The only question is how much a tie it was. Were they both good? Were they both bad?
I agree that neither completely answered the question on what spending project they would give up on given the $700 billion bailout. But that is only because they can’t see that far into the future. They are policy makers and so I’ll have to give this point to Obama. (The media just didn’t get their soundbite really). In responding to what he’ll give up, he reiterated his priorities but expressed that he was non-commital: he had to see the language first, he had to know how much they would raise by time the budgetary process begins. Obama isn’t a mere politician, he is the thinking man’s technocrat and a leader that can remain cool, calculating and rational under pressure. Granted, the debate format isn’t friendly to someone who thinks too much, but then I just have to say that he’s come across more confident than ever.
McCain’s response to the economic question ended with him muttering “spending freeze”. It remains how far that will take him and how that will be spun. Nonetheless, I have to recognize that when it comes to foreign policy, McCain has some advantage — but not by much. It’s rather puerile to bring up that he couldn’t pronounce the name of the President of Iran — it’s Ahmadinejad — but there is no excuse to say the President of Pakistan’s name completely wrong — it’s Zardari, not Kardari. (Wrong spelling is wrong, right John?) And at times it’s impressive to rattle off Russian cities and capitals, but when it comes to calling Pakistan a failed state (this is a loaded technical term in political science, very much like “preconditions”)in 1999 then some judgment has to be called into question.
Nonetheless, debates are all about image and perception. McCain has long been acknowledged to be superior when it comes to foreign policy experience and this debate does not change that. What has changed however, is Obama emerging as a credible commander-in-chief. He has shown a steely cool judgement in foreign affairs. While I agree that he has to polish his stance on Iran a little bit more (he’s on the way) and that he could have hammered McCain on his “League of Democracies” idea further (shades of League of Nations, anyone?), he has shown that he can go toe-to-toe with McCain on his home turf.
Just one problem in this whole debate: Where was China in all this? The greatest “threat” to the United States is not militaristic but economic. Obama goes on often about protecting American jobs from being shipped overseas — so I still wonder what his China and India policy will be like. But if his whole perspective on foreign policy is consistent, then the America he leads will be one that welcomes the rise of Asia as an opportunity, not a threat. Yet as a policy, this remains to be seen.

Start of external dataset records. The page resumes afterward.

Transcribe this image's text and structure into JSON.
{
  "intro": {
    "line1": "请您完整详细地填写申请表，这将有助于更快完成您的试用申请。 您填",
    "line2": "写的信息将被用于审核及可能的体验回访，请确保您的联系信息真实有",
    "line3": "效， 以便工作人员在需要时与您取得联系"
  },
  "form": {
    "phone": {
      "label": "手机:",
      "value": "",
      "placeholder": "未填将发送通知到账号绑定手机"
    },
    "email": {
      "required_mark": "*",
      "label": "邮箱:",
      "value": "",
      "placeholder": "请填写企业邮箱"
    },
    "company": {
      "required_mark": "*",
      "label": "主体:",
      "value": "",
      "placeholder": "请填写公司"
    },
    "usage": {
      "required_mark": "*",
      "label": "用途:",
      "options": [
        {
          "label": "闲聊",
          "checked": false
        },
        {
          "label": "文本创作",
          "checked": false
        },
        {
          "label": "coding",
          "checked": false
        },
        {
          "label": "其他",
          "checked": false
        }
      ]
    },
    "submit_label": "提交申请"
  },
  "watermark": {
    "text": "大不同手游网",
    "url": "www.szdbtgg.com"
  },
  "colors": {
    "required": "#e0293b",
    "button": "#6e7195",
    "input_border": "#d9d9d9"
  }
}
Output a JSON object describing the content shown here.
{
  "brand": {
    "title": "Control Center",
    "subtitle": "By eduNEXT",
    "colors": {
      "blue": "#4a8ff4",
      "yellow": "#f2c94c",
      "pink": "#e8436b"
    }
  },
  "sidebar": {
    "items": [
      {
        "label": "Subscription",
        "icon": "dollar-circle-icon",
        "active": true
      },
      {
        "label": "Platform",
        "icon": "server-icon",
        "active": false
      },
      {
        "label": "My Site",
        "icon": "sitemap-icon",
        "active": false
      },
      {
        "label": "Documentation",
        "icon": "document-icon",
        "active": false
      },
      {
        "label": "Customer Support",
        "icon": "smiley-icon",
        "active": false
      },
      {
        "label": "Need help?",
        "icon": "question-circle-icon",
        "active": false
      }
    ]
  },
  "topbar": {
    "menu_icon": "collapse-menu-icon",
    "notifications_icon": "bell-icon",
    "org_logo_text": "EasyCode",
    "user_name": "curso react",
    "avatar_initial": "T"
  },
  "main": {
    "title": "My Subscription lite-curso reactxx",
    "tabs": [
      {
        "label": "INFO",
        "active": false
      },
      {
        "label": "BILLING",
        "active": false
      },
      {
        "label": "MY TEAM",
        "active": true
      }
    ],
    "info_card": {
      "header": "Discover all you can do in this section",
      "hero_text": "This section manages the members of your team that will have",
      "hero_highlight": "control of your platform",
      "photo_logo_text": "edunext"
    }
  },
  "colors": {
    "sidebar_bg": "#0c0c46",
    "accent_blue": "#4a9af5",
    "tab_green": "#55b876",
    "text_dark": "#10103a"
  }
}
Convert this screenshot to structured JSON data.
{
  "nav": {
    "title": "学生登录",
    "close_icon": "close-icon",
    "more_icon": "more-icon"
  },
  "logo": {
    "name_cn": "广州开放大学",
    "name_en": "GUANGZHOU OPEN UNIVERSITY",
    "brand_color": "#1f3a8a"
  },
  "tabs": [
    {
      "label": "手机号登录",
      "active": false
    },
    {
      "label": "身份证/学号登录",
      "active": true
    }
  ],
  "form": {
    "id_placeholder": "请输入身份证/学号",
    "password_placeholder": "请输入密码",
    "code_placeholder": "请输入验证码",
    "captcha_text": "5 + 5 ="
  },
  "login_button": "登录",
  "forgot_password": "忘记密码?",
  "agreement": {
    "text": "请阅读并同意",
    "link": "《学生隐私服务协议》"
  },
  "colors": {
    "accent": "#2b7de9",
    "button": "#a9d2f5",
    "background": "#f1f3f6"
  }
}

The objective observer in me recognizes how this debate is a draw. Nonetheless, the partisans in all us know where we stand. What matters now are the independents. I am not surprised that a lot of them remain undecided; this debate may be a draw but that doesn’t mean that the two candidates are the same. Above anything else, this debate is a study in contrasts.
Obama and McCain are yin and yang. Of all their contrasts, the assessment I agree with most is that they represent an America at the crossroads of two generations. One is from the America that has always been there: strong, triumphant, and takes pride in longevity and experience. The other is from an America that is just being born: cosmopolitan, global, and takes pride in diversity and change. What makes this election so close is that these two paradigms present equally valid ways of dealing with the present economic crisis, the lingering wars on Iraq and Afghanistan, and the standing of America at home and abroad. Thus, this isn’t about partisanship anymore, it’s about leadership. Who has what it takes to live out the vision of America they present?
I am not an American so my opinion really won’t matter. Nonetheless, this debate has shown me the qualities I’ve been looking for — qualities I’ve seen long since. The beauty of a democracy is that the Americans can get to share what they see too; the tragedy of a democracy is that I don’t get to.